(Data records for software interfaces)

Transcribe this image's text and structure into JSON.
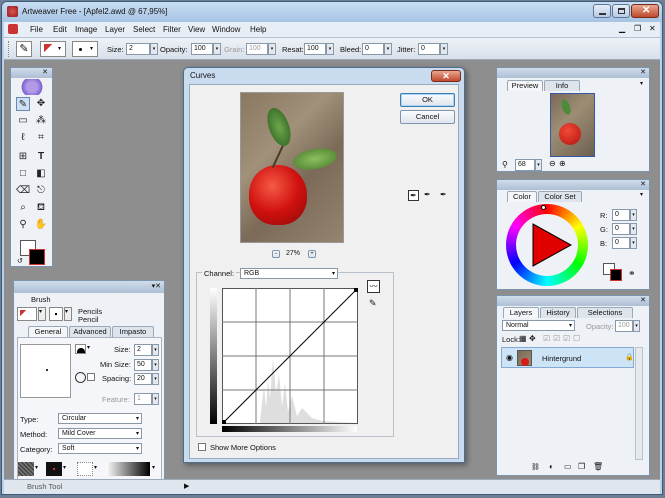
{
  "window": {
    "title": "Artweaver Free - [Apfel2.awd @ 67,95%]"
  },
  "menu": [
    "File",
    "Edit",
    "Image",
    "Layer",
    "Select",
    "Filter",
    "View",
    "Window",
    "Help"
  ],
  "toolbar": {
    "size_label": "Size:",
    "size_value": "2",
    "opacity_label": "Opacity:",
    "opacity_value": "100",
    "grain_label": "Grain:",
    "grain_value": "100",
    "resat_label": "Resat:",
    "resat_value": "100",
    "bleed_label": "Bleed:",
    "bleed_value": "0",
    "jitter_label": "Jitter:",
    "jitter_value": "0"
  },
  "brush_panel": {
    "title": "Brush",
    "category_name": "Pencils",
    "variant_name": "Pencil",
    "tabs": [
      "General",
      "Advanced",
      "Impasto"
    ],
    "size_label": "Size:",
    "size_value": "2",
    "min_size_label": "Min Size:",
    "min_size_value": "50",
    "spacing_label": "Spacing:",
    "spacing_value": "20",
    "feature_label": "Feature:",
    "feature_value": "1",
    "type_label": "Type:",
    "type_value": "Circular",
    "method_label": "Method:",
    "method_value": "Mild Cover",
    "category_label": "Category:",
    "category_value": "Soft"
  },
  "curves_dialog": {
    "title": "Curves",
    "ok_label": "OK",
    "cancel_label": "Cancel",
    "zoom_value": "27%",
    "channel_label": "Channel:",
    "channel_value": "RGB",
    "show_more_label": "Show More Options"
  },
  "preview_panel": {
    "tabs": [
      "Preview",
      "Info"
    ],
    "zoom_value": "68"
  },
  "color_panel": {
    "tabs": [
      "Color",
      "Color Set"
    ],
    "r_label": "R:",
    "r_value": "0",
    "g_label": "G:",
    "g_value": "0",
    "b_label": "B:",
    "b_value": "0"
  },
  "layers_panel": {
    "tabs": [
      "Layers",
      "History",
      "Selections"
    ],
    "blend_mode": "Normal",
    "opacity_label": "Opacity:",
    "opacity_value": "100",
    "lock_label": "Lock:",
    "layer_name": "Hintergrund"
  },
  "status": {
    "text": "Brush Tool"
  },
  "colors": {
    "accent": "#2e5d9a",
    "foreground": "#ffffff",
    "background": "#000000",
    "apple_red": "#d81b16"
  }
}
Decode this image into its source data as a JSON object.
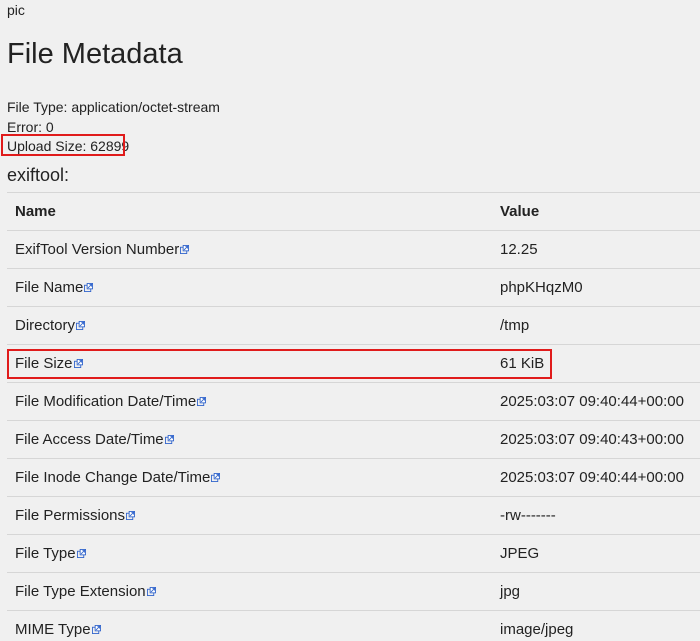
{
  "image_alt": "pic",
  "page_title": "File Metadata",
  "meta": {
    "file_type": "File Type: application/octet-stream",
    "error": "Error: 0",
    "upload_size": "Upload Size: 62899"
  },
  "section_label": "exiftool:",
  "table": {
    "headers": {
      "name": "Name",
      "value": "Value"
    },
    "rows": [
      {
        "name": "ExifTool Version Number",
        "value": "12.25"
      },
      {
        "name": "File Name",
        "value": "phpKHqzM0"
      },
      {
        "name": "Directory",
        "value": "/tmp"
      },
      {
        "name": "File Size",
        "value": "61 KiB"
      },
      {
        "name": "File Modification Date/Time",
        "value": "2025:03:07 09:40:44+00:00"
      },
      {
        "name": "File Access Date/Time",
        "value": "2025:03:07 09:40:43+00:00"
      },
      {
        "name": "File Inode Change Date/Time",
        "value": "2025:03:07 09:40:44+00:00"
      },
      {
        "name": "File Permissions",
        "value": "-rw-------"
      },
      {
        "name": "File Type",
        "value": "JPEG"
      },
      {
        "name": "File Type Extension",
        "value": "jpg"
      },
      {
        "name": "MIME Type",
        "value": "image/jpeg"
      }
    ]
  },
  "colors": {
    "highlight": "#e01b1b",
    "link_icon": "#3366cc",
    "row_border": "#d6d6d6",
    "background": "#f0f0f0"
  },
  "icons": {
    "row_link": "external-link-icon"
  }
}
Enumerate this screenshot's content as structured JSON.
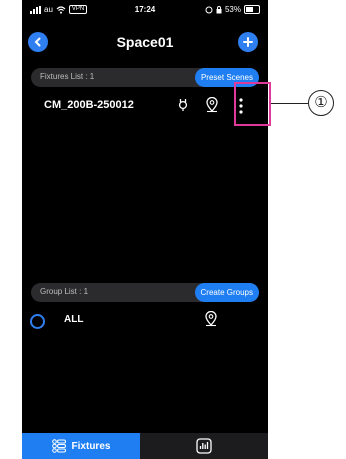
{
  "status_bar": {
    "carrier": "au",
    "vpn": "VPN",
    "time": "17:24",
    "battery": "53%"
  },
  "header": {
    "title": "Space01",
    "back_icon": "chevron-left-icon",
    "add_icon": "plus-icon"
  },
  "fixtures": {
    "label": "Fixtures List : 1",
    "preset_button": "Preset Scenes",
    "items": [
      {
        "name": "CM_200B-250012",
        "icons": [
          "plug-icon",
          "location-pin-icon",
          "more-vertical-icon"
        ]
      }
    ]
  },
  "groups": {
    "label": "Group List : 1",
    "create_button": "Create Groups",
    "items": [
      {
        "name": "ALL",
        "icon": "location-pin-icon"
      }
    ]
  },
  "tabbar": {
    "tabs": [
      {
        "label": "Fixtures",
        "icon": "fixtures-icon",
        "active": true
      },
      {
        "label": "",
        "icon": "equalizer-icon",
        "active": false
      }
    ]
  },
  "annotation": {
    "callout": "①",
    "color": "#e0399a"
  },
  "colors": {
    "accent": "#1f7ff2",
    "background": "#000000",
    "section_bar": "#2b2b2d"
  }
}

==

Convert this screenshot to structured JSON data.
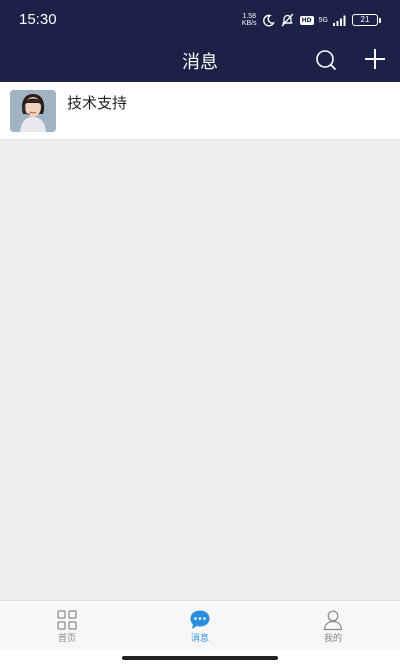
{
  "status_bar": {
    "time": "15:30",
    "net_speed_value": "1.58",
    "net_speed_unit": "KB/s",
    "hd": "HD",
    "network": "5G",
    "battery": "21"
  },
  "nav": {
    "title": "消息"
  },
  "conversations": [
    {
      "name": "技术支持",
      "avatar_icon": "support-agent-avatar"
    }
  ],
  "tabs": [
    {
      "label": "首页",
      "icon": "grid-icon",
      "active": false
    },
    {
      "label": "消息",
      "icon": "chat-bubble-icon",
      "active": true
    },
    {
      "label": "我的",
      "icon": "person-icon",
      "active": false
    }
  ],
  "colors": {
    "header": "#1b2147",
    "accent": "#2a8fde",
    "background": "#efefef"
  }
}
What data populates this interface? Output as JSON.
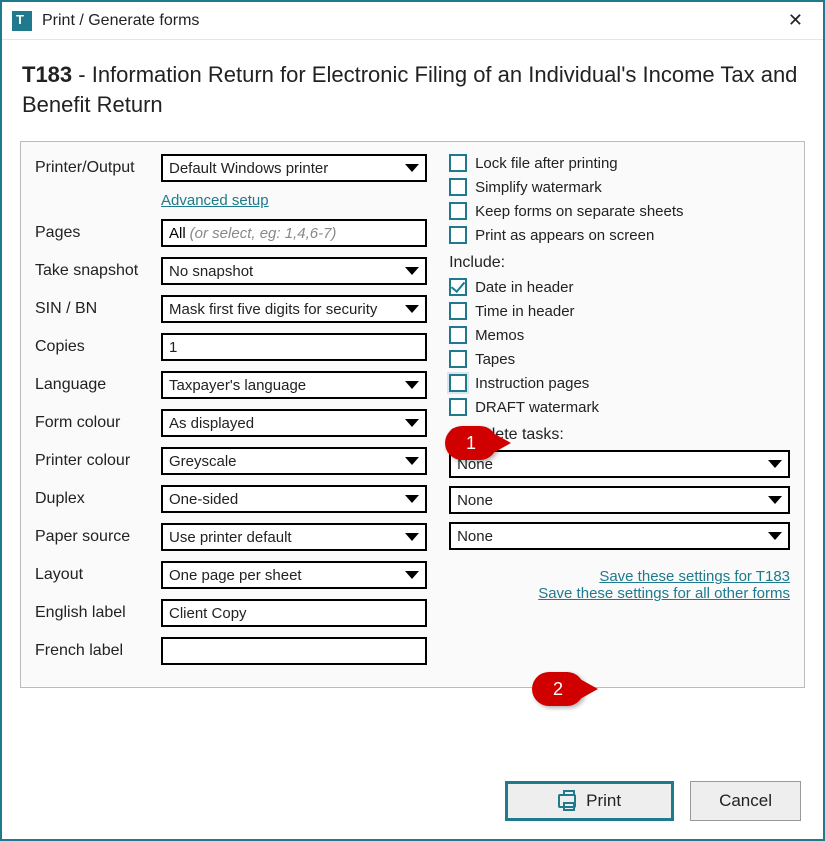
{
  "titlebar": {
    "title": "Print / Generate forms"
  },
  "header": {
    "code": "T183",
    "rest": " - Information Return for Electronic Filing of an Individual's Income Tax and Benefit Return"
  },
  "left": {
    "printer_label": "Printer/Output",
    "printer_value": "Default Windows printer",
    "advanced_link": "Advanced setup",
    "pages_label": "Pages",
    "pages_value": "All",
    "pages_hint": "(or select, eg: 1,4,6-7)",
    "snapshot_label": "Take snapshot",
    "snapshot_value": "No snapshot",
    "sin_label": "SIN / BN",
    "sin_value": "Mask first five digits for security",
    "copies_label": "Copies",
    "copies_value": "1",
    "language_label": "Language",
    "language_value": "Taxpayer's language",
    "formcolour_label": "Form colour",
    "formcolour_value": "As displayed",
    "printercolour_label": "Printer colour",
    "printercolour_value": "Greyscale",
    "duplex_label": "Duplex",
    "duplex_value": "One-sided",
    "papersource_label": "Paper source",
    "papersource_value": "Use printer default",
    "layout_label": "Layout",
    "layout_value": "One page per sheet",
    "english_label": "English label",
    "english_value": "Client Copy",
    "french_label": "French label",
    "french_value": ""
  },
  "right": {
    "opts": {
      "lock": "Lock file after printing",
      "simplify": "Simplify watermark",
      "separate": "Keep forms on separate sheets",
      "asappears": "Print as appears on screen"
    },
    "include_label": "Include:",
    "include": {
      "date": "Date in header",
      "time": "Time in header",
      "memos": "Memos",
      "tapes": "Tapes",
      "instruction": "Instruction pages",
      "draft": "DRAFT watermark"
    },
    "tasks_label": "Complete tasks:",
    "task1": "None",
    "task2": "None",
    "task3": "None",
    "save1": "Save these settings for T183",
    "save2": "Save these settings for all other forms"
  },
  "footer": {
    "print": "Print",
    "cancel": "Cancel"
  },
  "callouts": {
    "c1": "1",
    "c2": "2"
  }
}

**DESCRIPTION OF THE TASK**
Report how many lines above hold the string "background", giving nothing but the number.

**RESPONSE FOR THIS EXERCISE**
4